-- Leopard gecko. A popular ad campaign for an insurance company has drawn attention to these nocturnal lizards. Fortunately, they're good pets and tolerate gentle handling well. They're smaller than the bearded dragons, about 6 inches long, and they can live for a decade or so.
-- Corn snake. Captive breeding has produced wonderful colors and color variations, but all corn snakes tend to be calm pets that rarely try to bite, require minimal care and can live for 20 years.
-- Ball python. Want something more exotic? Ball pythons mature at about 4 feet in length and love to hang around your neck. Fortunately, they're easily unwound: Start at the tail and gently unwind.
Deal with a reputable source for reptiles, and buy a captive-bred pet only. And be sure you've done your research into housing, care and feeding. -- Gina Spadafori
BY THE NUMBERS
Spending on cats
How much do we spend on our cats? The average annual costs in 2007-2008, according to a survey of cat owners:
Surgical Vet Visits $363
Kennel Boarding $149
Routine Vet $175
Groomer/Grooming Aids $18
Source: American Pet Products Association
Keep pet bowls cleaned daily
No matter how thoroughly your pet licks clean the food dish, it's not clean enough to use again without washing. That goes for water dishes, too, some of which always seem to have the beginnings of algae colonies forming on the sides and the bottom. Who'd want to drink from that?
Pick up your pet's food dish after every meal, scrub and wash in hot water and soap. The water dish should get the same treatment, on a daily basis. You may find it easier with the water dishes to have extras, so your pet will have access to one clean bowl while the other's being washed.
Stainless steel or heavy plastic "crock-style" dishes are best for frequent cleaning. They last through generations of pets and stand up well to the abuse a pet can dish out. And they can even be run through the hottest cycle of the dishwasher. -- Gina Spadafori
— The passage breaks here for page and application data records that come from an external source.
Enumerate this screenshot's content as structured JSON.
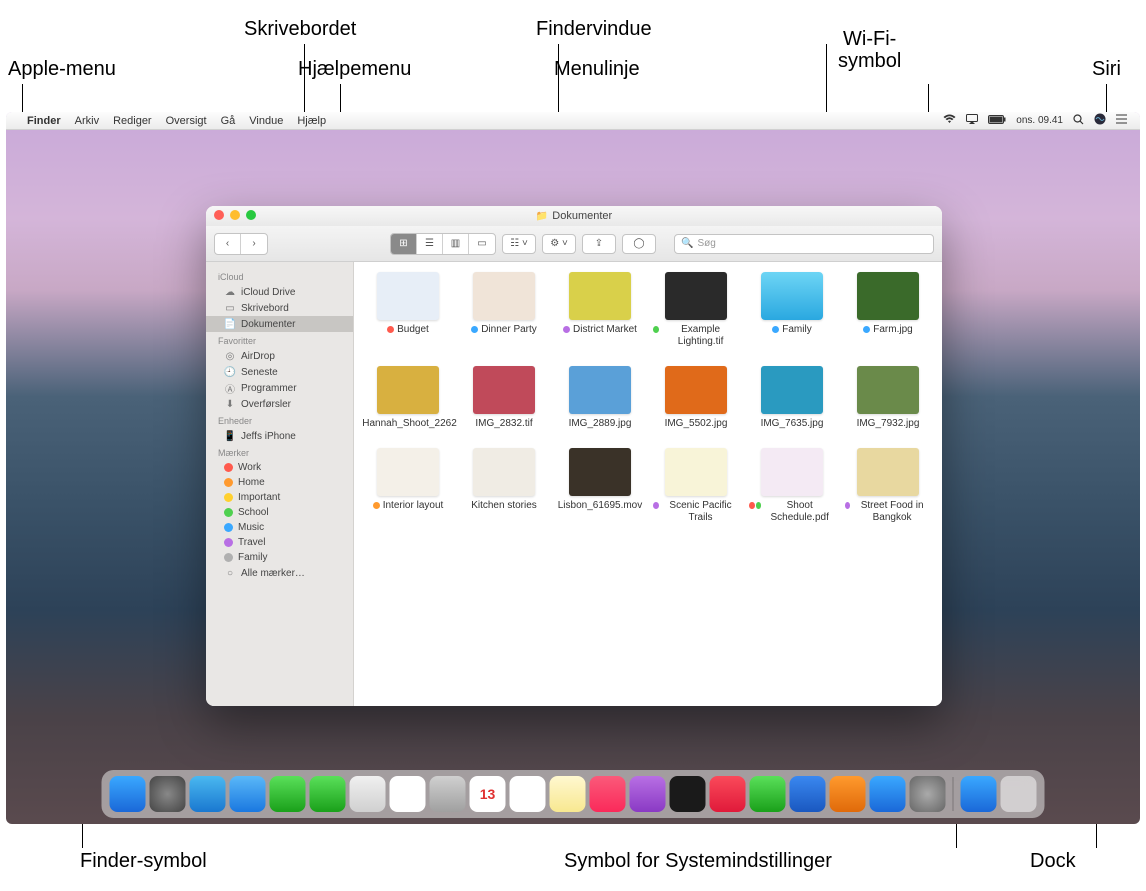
{
  "callouts": {
    "apple_menu": "Apple-menu",
    "desktop": "Skrivebordet",
    "help_menu": "Hjælpemenu",
    "finder_window": "Findervindue",
    "menu_bar": "Menulinje",
    "wifi": "Wi-Fi-\nsymbol",
    "wifi_l1": "Wi-Fi-",
    "wifi_l2": "symbol",
    "siri": "Siri",
    "finder_icon": "Finder-symbol",
    "sysprefs_icon": "Symbol for Systemindstillinger",
    "dock": "Dock"
  },
  "menubar": {
    "apple": "",
    "app": "Finder",
    "items": [
      "Arkiv",
      "Rediger",
      "Oversigt",
      "Gå",
      "Vindue",
      "Hjælp"
    ],
    "clock": "ons. 09.41"
  },
  "finder": {
    "title": "Dokumenter",
    "search_placeholder": "Søg",
    "sidebar": {
      "icloud_heading": "iCloud",
      "icloud": [
        "iCloud Drive",
        "Skrivebord",
        "Dokumenter"
      ],
      "fav_heading": "Favoritter",
      "fav": [
        "AirDrop",
        "Seneste",
        "Programmer",
        "Overførsler"
      ],
      "dev_heading": "Enheder",
      "dev": [
        "Jeffs iPhone"
      ],
      "tags_heading": "Mærker",
      "tags": [
        {
          "label": "Work",
          "color": "#ff5a4d"
        },
        {
          "label": "Home",
          "color": "#ff9a2e"
        },
        {
          "label": "Important",
          "color": "#ffd02e"
        },
        {
          "label": "School",
          "color": "#4fd04f"
        },
        {
          "label": "Music",
          "color": "#3aa8ff"
        },
        {
          "label": "Travel",
          "color": "#b86fe4"
        },
        {
          "label": "Family",
          "color": "#b0b0b0"
        }
      ],
      "all_tags": "Alle mærker…"
    },
    "files": [
      {
        "name": "Budget",
        "tag": "#ff5a4d",
        "thumb": "#e7eef7"
      },
      {
        "name": "Dinner Party",
        "tag": "#3aa8ff",
        "thumb": "#f0e4d8"
      },
      {
        "name": "District Market",
        "tag": "#b86fe4",
        "thumb": "#d9d04a"
      },
      {
        "name": "Example Lighting.tif",
        "tag": "#4fd04f",
        "thumb": "#2a2a2a"
      },
      {
        "name": "Family",
        "tag": "#3aa8ff",
        "thumb": "folder"
      },
      {
        "name": "Farm.jpg",
        "tag": "#3aa8ff",
        "thumb": "#3a6a2a"
      },
      {
        "name": "Hannah_Shoot_2262",
        "tag": "#4fd04f",
        "thumb": "#d8b040"
      },
      {
        "name": "IMG_2832.tif",
        "thumb": "#c04a5a"
      },
      {
        "name": "IMG_2889.jpg",
        "thumb": "#5aa0d8"
      },
      {
        "name": "IMG_5502.jpg",
        "thumb": "#e06a1a"
      },
      {
        "name": "IMG_7635.jpg",
        "thumb": "#2a9ac0"
      },
      {
        "name": "IMG_7932.jpg",
        "thumb": "#6a8a4a"
      },
      {
        "name": "Interior layout",
        "tag": "#ff9a2e",
        "thumb": "#f4f0e8"
      },
      {
        "name": "Kitchen stories",
        "thumb": "#f0ece4"
      },
      {
        "name": "Lisbon_61695.mov",
        "thumb": "#3a3228"
      },
      {
        "name": "Scenic Pacific Trails",
        "tag": "#b86fe4",
        "thumb": "#f8f4d8"
      },
      {
        "name": "Shoot Schedule.pdf",
        "tag": "#ff5a4d",
        "tag2": "#4fd04f",
        "thumb": "#f4eaf4"
      },
      {
        "name": "Street Food in Bangkok",
        "tag": "#b86fe4",
        "thumb": "#e8d8a0"
      }
    ]
  },
  "dock_icons": [
    {
      "name": "finder",
      "bg": "linear-gradient(#3aa8ff,#1a68d8)"
    },
    {
      "name": "launchpad",
      "bg": "radial-gradient(#888,#444)"
    },
    {
      "name": "safari",
      "bg": "linear-gradient(#4ab8f0,#1a78d0)"
    },
    {
      "name": "mail",
      "bg": "linear-gradient(#5ab8f8,#1a78e0)"
    },
    {
      "name": "facetime",
      "bg": "linear-gradient(#5ae05a,#1aa01a)"
    },
    {
      "name": "messages",
      "bg": "linear-gradient(#5ae05a,#1aa01a)"
    },
    {
      "name": "maps",
      "bg": "linear-gradient(#f0f0f0,#d0d0d0)"
    },
    {
      "name": "photos",
      "bg": "#fff"
    },
    {
      "name": "contacts",
      "bg": "linear-gradient(#d0d0d0,#a0a0a0)"
    },
    {
      "name": "calendar",
      "bg": "#fff",
      "text": "13"
    },
    {
      "name": "reminders",
      "bg": "#fff"
    },
    {
      "name": "notes",
      "bg": "linear-gradient(#fff8d0,#f8e890)"
    },
    {
      "name": "music",
      "bg": "linear-gradient(#fa5a7a,#fa2a5a)"
    },
    {
      "name": "podcasts",
      "bg": "linear-gradient(#b86fe4,#8a3ac4)"
    },
    {
      "name": "tv",
      "bg": "#1a1a1a"
    },
    {
      "name": "news",
      "bg": "linear-gradient(#fa4a5a,#e01a3a)"
    },
    {
      "name": "numbers",
      "bg": "linear-gradient(#5ae05a,#1aa01a)"
    },
    {
      "name": "keynote",
      "bg": "linear-gradient(#3a88f0,#1a58c0)"
    },
    {
      "name": "pages",
      "bg": "linear-gradient(#ff9a2e,#e06a0a)"
    },
    {
      "name": "appstore",
      "bg": "linear-gradient(#3aa8ff,#1a68d8)"
    },
    {
      "name": "systemprefs",
      "bg": "radial-gradient(#aaa,#666)"
    }
  ],
  "dock_right": [
    {
      "name": "downloads",
      "bg": "linear-gradient(#3aa8ff,#1a68d8)"
    },
    {
      "name": "trash",
      "bg": "rgba(255,255,255,0.5)"
    }
  ]
}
Pet Connection is produced by a team of team of pet-care experts headed by "Good Morning America" veterinarian Dr. Marty Becker and award-winning journalist Gina Spadafori. The two are also the authors of several best-selling pet-care books. Contact Pet Connection in care of this newspaper, by sending e-mail to firstname.lastname@example.org or by visiting PetConnection.com.